*PROBLEM DETAILS*. Can you give all the records again without altering a single character?

[Data about app and page elements]
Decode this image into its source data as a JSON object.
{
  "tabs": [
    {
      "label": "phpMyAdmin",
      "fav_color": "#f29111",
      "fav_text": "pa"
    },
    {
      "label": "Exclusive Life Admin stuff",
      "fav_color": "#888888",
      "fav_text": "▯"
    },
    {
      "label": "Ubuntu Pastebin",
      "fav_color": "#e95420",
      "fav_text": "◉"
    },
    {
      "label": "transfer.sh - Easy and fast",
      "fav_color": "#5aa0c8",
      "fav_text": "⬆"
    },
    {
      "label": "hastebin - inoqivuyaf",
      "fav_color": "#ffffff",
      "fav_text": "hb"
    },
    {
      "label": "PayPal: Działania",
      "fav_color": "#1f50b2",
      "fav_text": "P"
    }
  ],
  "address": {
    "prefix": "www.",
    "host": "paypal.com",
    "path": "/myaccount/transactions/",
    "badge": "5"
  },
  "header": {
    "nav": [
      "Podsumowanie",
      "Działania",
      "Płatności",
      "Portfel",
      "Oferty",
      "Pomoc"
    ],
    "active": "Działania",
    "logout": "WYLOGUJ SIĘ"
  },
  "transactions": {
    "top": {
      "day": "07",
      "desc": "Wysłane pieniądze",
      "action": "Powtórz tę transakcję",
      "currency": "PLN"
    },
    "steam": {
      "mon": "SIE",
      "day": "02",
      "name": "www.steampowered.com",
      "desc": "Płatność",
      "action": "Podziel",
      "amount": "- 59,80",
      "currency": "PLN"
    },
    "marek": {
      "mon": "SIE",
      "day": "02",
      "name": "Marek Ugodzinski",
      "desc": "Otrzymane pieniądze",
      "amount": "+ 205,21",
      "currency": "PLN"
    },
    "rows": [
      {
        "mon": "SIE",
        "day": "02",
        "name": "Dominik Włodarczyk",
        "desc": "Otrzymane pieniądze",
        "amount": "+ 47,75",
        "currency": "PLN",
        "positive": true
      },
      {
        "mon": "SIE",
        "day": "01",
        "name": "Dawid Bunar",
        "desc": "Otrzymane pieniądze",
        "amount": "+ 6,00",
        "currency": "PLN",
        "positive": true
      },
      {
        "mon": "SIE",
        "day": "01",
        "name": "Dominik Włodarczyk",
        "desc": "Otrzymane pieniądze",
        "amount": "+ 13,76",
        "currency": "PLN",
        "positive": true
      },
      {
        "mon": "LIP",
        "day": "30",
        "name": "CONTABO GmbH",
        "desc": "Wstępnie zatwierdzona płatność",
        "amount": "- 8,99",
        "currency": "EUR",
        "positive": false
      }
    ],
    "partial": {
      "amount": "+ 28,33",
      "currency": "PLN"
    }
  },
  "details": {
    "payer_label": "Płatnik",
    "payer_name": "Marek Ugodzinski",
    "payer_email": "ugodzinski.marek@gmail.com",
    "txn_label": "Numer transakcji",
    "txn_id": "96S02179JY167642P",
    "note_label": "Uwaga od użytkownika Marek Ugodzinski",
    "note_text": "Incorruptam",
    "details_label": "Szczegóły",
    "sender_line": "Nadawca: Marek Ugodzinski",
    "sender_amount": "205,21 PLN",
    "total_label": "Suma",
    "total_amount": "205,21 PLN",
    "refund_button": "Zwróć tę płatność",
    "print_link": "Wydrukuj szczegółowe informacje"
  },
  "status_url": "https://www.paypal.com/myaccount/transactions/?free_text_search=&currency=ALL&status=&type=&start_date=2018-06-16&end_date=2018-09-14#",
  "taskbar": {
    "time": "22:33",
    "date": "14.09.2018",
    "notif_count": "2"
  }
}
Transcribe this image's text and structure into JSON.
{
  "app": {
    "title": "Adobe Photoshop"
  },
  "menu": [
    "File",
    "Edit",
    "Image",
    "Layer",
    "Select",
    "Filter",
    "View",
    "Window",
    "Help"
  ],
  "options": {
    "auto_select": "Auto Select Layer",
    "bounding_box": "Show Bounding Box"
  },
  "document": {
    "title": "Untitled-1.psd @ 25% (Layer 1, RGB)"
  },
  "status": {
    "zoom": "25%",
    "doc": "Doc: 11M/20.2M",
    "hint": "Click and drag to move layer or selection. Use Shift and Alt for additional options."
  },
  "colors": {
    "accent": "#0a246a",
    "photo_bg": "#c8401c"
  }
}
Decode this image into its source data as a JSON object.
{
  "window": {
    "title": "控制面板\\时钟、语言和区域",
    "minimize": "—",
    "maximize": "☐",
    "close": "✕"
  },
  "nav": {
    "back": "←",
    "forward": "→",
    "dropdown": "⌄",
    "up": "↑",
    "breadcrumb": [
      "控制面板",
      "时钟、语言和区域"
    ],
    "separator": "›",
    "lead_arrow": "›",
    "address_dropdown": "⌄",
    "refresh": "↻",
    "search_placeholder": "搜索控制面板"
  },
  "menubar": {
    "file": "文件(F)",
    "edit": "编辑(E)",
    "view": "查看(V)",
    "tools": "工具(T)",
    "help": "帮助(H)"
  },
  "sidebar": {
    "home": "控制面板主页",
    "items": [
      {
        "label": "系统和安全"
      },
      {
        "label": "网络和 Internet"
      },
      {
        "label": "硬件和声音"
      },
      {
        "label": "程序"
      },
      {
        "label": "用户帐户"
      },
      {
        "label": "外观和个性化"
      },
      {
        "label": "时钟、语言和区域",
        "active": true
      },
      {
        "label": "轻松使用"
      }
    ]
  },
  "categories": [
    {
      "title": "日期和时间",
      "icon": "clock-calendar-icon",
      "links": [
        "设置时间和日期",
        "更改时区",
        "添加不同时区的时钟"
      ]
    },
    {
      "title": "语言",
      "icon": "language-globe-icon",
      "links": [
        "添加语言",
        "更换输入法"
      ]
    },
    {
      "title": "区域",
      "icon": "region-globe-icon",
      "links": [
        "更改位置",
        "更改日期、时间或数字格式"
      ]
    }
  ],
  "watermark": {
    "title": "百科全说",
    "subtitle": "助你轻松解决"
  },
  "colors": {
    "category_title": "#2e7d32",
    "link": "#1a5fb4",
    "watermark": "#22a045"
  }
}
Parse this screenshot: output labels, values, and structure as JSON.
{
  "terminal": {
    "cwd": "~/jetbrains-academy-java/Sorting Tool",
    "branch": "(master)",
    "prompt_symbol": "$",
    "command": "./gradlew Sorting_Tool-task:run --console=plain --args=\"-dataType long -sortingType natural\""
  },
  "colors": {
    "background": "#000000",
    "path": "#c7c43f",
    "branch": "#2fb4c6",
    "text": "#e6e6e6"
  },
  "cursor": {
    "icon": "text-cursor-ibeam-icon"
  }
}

*EXERCISE RESULT*.
Decode this image into its source data as a JSON object.
{
  "tabs": [
    {
      "label": "phpMyAdmin",
      "fav_color": "#f29111",
      "fav_text": "pa"
    },
    {
      "label": "Exclusive Life Admin stuff",
      "fav_color": "#888888",
      "fav_text": "▯"
    },
    {
      "label": "Ubuntu Pastebin",
      "fav_color": "#e95420",
      "fav_text": "◉"
    },
    {
      "label": "transfer.sh - Easy and fast",
      "fav_color": "#5aa0c8",
      "fav_text": "⬆"
    },
    {
      "label": "hastebin - inoqivuyaf",
      "fav_color": "#ffffff",
      "fav_text": "hb"
    },
    {
      "label": "PayPal: Działania",
      "fav_color": "#1f50b2",
      "fav_text": "P"
    }
  ],
  "address": {
    "prefix": "www.",
    "host": "paypal.com",
    "path": "/myaccount/transactions/",
    "badge": "5"
  },
  "header": {
    "nav": [
      "Podsumowanie",
      "Działania",
      "Płatności",
      "Portfel",
      "Oferty",
      "Pomoc"
    ],
    "active": "Działania",
    "logout": "WYLOGUJ SIĘ"
  },
  "transactions": {
    "top": {
      "day": "07",
      "desc": "Wysłane pieniądze",
      "action": "Powtórz tę transakcję",
      "currency": "PLN"
    },
    "steam": {
      "mon": "SIE",
      "day": "02",
      "name": "www.steampowered.com",
      "desc": "Płatność",
      "action": "Podziel",
      "amount": "- 59,80",
      "currency": "PLN"
    },
    "marek": {
      "mon": "SIE",
      "day": "02",
      "name": "Marek Ugodzinski",
      "desc": "Otrzymane pieniądze",
      "amount": "+ 205,21",
      "currency": "PLN"
    },
    "rows": [
      {
        "mon": "SIE",
        "day": "02",
        "name": "Dominik Włodarczyk",
        "desc": "Otrzymane pieniądze",
        "amount": "+ 47,75",
        "currency": "PLN",
        "positive": true
      },
      {
        "mon": "SIE",
        "day": "01",
        "name": "Dawid Bunar",
        "desc": "Otrzymane pieniądze",
        "amount": "+ 6,00",
        "currency": "PLN",
        "positive": true
      },
      {
        "mon": "SIE",
        "day": "01",
        "name": "Dominik Włodarczyk",
        "desc": "Otrzymane pieniądze",
        "amount": "+ 13,76",
        "currency": "PLN",
        "positive": true
      },
      {
        "mon": "LIP",
        "day": "30",
        "name": "CONTABO GmbH",
        "desc": "Wstępnie zatwierdzona płatność",
        "amount": "- 8,99",
        "currency": "EUR",
        "positive": false
      }
    ],
    "partial": {
      "amount": "+ 28,33",
      "currency": "PLN"
    }
  },
  "details": {
    "payer_label": "Płatnik",
    "payer_name": "Marek Ugodzinski",
    "payer_email": "ugodzinski.marek@gmail.com",
    "txn_label": "Numer transakcji",
    "txn_id": "96S02179JY167642P",
    "note_label": "Uwaga od użytkownika Marek Ugodzinski",
    "note_text": "Incorruptam",
    "details_label": "Szczegóły",
    "sender_line": "Nadawca: Marek Ugodzinski",
    "sender_amount": "205,21 PLN",
    "total_label": "Suma",
    "total_amount": "205,21 PLN",
    "refund_button": "Zwróć tę płatność",
    "print_link": "Wydrukuj szczegółowe informacje"
  },
  "status_url": "https://www.paypal.com/myaccount/transactions/?free_text_search=&currency=ALL&status=&type=&start_date=2018-06-16&end_date=2018-09-14#",
  "taskbar": {
    "time": "22:33",
    "date": "14.09.2018",
    "notif_count": "2"
  }
}
Transcribe this image's text and structure into JSON.
{
  "app": {
    "title": "Adobe Photoshop"
  },
  "menu": [
    "File",
    "Edit",
    "Image",
    "Layer",
    "Select",
    "Filter",
    "View",
    "Window",
    "Help"
  ],
  "options": {
    "auto_select": "Auto Select Layer",
    "bounding_box": "Show Bounding Box"
  },
  "document": {
    "title": "Untitled-1.psd @ 25% (Layer 1, RGB)"
  },
  "status": {
    "zoom": "25%",
    "doc": "Doc: 11M/20.2M",
    "hint": "Click and drag to move layer or selection. Use Shift and Alt for additional options."
  },
  "colors": {
    "accent": "#0a246a",
    "photo_bg": "#c8401c"
  }
}
Decode this image into its source data as a JSON object.
{
  "window": {
    "title": "控制面板\\时钟、语言和区域",
    "minimize": "—",
    "maximize": "☐",
    "close": "✕"
  },
  "nav": {
    "back": "←",
    "forward": "→",
    "dropdown": "⌄",
    "up": "↑",
    "breadcrumb": [
      "控制面板",
      "时钟、语言和区域"
    ],
    "separator": "›",
    "lead_arrow": "›",
    "address_dropdown": "⌄",
    "refresh": "↻",
    "search_placeholder": "搜索控制面板"
  },
  "menubar": {
    "file": "文件(F)",
    "edit": "编辑(E)",
    "view": "查看(V)",
    "tools": "工具(T)",
    "help": "帮助(H)"
  },
  "sidebar": {
    "home": "控制面板主页",
    "items": [
      {
        "label": "系统和安全"
      },
      {
        "label": "网络和 Internet"
      },
      {
        "label": "硬件和声音"
      },
      {
        "label": "程序"
      },
      {
        "label": "用户帐户"
      },
      {
        "label": "外观和个性化"
      },
      {
        "label": "时钟、语言和区域",
        "active": true
      },
      {
        "label": "轻松使用"
      }
    ]
  },
  "categories": [
    {
      "title": "日期和时间",
      "icon": "clock-calendar-icon",
      "links": [
        "设置时间和日期",
        "更改时区",
        "添加不同时区的时钟"
      ]
    },
    {
      "title": "语言",
      "icon": "language-globe-icon",
      "links": [
        "添加语言",
        "更换输入法"
      ]
    },
    {
      "title": "区域",
      "icon": "region-globe-icon",
      "links": [
        "更改位置",
        "更改日期、时间或数字格式"
      ]
    }
  ],
  "watermark": {
    "title": "百科全说",
    "subtitle": "助你轻松解决"
  },
  "colors": {
    "category_title": "#2e7d32",
    "link": "#1a5fb4",
    "watermark": "#22a045"
  }
}
Parse this screenshot: output labels, values, and structure as JSON.
{
  "terminal": {
    "cwd": "~/jetbrains-academy-java/Sorting Tool",
    "branch": "(master)",
    "prompt_symbol": "$",
    "command": "./gradlew Sorting_Tool-task:run --console=plain --args=\"-dataType long -sortingType natural\""
  },
  "colors": {
    "background": "#000000",
    "path": "#c7c43f",
    "branch": "#2fb4c6",
    "text": "#e6e6e6"
  },
  "cursor": {
    "icon": "text-cursor-ibeam-icon"
  }
}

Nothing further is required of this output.